Task data.
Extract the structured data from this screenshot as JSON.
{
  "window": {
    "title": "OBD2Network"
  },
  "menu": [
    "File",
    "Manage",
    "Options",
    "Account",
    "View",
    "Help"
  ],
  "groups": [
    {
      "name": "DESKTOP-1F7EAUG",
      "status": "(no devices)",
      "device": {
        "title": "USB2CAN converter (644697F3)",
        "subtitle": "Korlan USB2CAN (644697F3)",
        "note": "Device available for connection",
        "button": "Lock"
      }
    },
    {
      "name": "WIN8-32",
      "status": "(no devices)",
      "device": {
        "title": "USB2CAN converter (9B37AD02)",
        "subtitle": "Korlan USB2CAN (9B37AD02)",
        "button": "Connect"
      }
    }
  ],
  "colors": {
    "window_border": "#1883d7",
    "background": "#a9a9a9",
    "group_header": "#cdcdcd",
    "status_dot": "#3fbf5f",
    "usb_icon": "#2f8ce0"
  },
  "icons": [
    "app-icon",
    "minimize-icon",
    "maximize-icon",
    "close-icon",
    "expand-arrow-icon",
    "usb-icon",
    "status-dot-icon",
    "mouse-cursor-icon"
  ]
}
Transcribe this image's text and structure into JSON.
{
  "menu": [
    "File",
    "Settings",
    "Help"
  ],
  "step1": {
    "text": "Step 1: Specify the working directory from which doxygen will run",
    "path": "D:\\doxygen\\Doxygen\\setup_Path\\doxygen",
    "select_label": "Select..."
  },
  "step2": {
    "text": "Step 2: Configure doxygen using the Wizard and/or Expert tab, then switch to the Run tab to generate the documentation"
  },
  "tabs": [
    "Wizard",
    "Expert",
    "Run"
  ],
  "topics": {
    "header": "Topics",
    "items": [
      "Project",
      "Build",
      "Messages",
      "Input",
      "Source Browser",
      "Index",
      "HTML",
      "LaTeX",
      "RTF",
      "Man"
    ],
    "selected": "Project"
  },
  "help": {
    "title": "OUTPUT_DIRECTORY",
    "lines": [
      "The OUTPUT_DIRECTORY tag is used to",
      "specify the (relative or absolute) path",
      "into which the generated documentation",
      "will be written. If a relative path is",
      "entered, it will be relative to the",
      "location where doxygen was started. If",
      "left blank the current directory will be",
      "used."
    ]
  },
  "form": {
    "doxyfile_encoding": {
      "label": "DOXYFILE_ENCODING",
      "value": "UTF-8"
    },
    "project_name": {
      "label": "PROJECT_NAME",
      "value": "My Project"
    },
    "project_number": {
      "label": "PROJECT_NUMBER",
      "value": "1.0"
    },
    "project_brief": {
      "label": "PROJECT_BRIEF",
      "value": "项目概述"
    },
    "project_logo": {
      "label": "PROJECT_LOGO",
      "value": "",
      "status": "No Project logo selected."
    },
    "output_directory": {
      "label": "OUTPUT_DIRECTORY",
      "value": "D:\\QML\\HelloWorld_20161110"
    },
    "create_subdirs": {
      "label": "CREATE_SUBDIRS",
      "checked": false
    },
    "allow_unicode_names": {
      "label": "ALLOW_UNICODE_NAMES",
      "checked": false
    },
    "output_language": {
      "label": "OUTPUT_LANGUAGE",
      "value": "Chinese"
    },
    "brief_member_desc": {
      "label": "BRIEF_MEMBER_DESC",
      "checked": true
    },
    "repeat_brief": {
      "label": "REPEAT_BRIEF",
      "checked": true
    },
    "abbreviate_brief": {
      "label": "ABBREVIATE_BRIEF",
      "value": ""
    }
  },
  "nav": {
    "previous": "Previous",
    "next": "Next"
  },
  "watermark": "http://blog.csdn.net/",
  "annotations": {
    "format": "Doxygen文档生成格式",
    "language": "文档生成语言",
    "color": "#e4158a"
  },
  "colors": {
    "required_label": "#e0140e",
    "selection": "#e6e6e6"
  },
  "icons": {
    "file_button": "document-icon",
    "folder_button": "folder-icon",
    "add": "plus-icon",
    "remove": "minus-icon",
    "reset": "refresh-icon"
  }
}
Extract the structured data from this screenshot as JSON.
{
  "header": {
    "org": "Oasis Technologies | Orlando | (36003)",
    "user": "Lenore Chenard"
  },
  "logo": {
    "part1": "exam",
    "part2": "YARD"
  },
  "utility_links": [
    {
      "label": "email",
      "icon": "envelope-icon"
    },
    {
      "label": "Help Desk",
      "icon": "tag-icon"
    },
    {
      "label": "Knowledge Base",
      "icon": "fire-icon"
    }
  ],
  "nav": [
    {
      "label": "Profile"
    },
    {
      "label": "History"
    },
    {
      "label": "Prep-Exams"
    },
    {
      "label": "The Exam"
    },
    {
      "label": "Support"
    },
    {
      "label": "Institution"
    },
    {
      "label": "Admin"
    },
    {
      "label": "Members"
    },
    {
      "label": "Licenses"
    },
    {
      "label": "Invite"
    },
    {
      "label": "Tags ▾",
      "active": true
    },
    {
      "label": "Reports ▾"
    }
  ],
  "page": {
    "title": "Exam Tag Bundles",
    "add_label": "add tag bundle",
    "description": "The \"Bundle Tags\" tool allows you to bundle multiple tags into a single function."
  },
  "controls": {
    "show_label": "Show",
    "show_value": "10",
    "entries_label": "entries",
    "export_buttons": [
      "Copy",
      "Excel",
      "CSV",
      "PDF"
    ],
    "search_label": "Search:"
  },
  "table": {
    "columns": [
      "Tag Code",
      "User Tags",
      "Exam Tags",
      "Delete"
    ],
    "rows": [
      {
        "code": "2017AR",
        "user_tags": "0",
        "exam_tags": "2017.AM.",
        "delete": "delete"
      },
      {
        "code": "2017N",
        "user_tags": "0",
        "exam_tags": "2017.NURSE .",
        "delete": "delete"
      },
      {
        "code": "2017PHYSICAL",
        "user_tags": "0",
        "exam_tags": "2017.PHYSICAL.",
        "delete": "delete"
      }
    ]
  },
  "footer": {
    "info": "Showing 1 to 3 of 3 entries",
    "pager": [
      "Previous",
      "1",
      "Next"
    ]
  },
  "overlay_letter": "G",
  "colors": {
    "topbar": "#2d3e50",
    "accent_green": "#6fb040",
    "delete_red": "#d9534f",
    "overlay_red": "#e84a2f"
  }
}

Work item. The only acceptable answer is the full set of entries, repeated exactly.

Written response.
Extract the structured data from this screenshot as JSON.
{
  "window": {
    "title": "OBD2Network"
  },
  "menu": [
    "File",
    "Manage",
    "Options",
    "Account",
    "View",
    "Help"
  ],
  "groups": [
    {
      "name": "DESKTOP-1F7EAUG",
      "status": "(no devices)",
      "device": {
        "title": "USB2CAN converter (644697F3)",
        "subtitle": "Korlan USB2CAN (644697F3)",
        "note": "Device available for connection",
        "button": "Lock"
      }
    },
    {
      "name": "WIN8-32",
      "status": "(no devices)",
      "device": {
        "title": "USB2CAN converter (9B37AD02)",
        "subtitle": "Korlan USB2CAN (9B37AD02)",
        "button": "Connect"
      }
    }
  ],
  "colors": {
    "window_border": "#1883d7",
    "background": "#a9a9a9",
    "group_header": "#cdcdcd",
    "status_dot": "#3fbf5f",
    "usb_icon": "#2f8ce0"
  },
  "icons": [
    "app-icon",
    "minimize-icon",
    "maximize-icon",
    "close-icon",
    "expand-arrow-icon",
    "usb-icon",
    "status-dot-icon",
    "mouse-cursor-icon"
  ]
}
Transcribe this image's text and structure into JSON.
{
  "menu": [
    "File",
    "Settings",
    "Help"
  ],
  "step1": {
    "text": "Step 1: Specify the working directory from which doxygen will run",
    "path": "D:\\doxygen\\Doxygen\\setup_Path\\doxygen",
    "select_label": "Select..."
  },
  "step2": {
    "text": "Step 2: Configure doxygen using the Wizard and/or Expert tab, then switch to the Run tab to generate the documentation"
  },
  "tabs": [
    "Wizard",
    "Expert",
    "Run"
  ],
  "topics": {
    "header": "Topics",
    "items": [
      "Project",
      "Build",
      "Messages",
      "Input",
      "Source Browser",
      "Index",
      "HTML",
      "LaTeX",
      "RTF",
      "Man"
    ],
    "selected": "Project"
  },
  "help": {
    "title": "OUTPUT_DIRECTORY",
    "lines": [
      "The OUTPUT_DIRECTORY tag is used to",
      "specify the (relative or absolute) path",
      "into which the generated documentation",
      "will be written. If a relative path is",
      "entered, it will be relative to the",
      "location where doxygen was started. If",
      "left blank the current directory will be",
      "used."
    ]
  },
  "form": {
    "doxyfile_encoding": {
      "label": "DOXYFILE_ENCODING",
      "value": "UTF-8"
    },
    "project_name": {
      "label": "PROJECT_NAME",
      "value": "My Project"
    },
    "project_number": {
      "label": "PROJECT_NUMBER",
      "value": "1.0"
    },
    "project_brief": {
      "label": "PROJECT_BRIEF",
      "value": "项目概述"
    },
    "project_logo": {
      "label": "PROJECT_LOGO",
      "value": "",
      "status": "No Project logo selected."
    },
    "output_directory": {
      "label": "OUTPUT_DIRECTORY",
      "value": "D:\\QML\\HelloWorld_20161110"
    },
    "create_subdirs": {
      "label": "CREATE_SUBDIRS",
      "checked": false
    },
    "allow_unicode_names": {
      "label": "ALLOW_UNICODE_NAMES",
      "checked": false
    },
    "output_language": {
      "label": "OUTPUT_LANGUAGE",
      "value": "Chinese"
    },
    "brief_member_desc": {
      "label": "BRIEF_MEMBER_DESC",
      "checked": true
    },
    "repeat_brief": {
      "label": "REPEAT_BRIEF",
      "checked": true
    },
    "abbreviate_brief": {
      "label": "ABBREVIATE_BRIEF",
      "value": ""
    }
  },
  "nav": {
    "previous": "Previous",
    "next": "Next"
  },
  "watermark": "http://blog.csdn.net/",
  "annotations": {
    "format": "Doxygen文档生成格式",
    "language": "文档生成语言",
    "color": "#e4158a"
  },
  "colors": {
    "required_label": "#e0140e",
    "selection": "#e6e6e6"
  },
  "icons": {
    "file_button": "document-icon",
    "folder_button": "folder-icon",
    "add": "plus-icon",
    "remove": "minus-icon",
    "reset": "refresh-icon"
  }
}
Extract the structured data from this screenshot as JSON.
{
  "header": {
    "org": "Oasis Technologies | Orlando | (36003)",
    "user": "Lenore Chenard"
  },
  "logo": {
    "part1": "exam",
    "part2": "YARD"
  },
  "utility_links": [
    {
      "label": "email",
      "icon": "envelope-icon"
    },
    {
      "label": "Help Desk",
      "icon": "tag-icon"
    },
    {
      "label": "Knowledge Base",
      "icon": "fire-icon"
    }
  ],
  "nav": [
    {
      "label": "Profile"
    },
    {
      "label": "History"
    },
    {
      "label": "Prep-Exams"
    },
    {
      "label": "The Exam"
    },
    {
      "label": "Support"
    },
    {
      "label": "Institution"
    },
    {
      "label": "Admin"
    },
    {
      "label": "Members"
    },
    {
      "label": "Licenses"
    },
    {
      "label": "Invite"
    },
    {
      "label": "Tags ▾",
      "active": true
    },
    {
      "label": "Reports ▾"
    }
  ],
  "page": {
    "title": "Exam Tag Bundles",
    "add_label": "add tag bundle",
    "description": "The \"Bundle Tags\" tool allows you to bundle multiple tags into a single function."
  },
  "controls": {
    "show_label": "Show",
    "show_value": "10",
    "entries_label": "entries",
    "export_buttons": [
      "Copy",
      "Excel",
      "CSV",
      "PDF"
    ],
    "search_label": "Search:"
  },
  "table": {
    "columns": [
      "Tag Code",
      "User Tags",
      "Exam Tags",
      "Delete"
    ],
    "rows": [
      {
        "code": "2017AR",
        "user_tags": "0",
        "exam_tags": "2017.AM.",
        "delete": "delete"
      },
      {
        "code": "2017N",
        "user_tags": "0",
        "exam_tags": "2017.NURSE .",
        "delete": "delete"
      },
      {
        "code": "2017PHYSICAL",
        "user_tags": "0",
        "exam_tags": "2017.PHYSICAL.",
        "delete": "delete"
      }
    ]
  },
  "footer": {
    "info": "Showing 1 to 3 of 3 entries",
    "pager": [
      "Previous",
      "1",
      "Next"
    ]
  },
  "overlay_letter": "G",
  "colors": {
    "topbar": "#2d3e50",
    "accent_green": "#6fb040",
    "delete_red": "#d9534f",
    "overlay_red": "#e84a2f"
  }
}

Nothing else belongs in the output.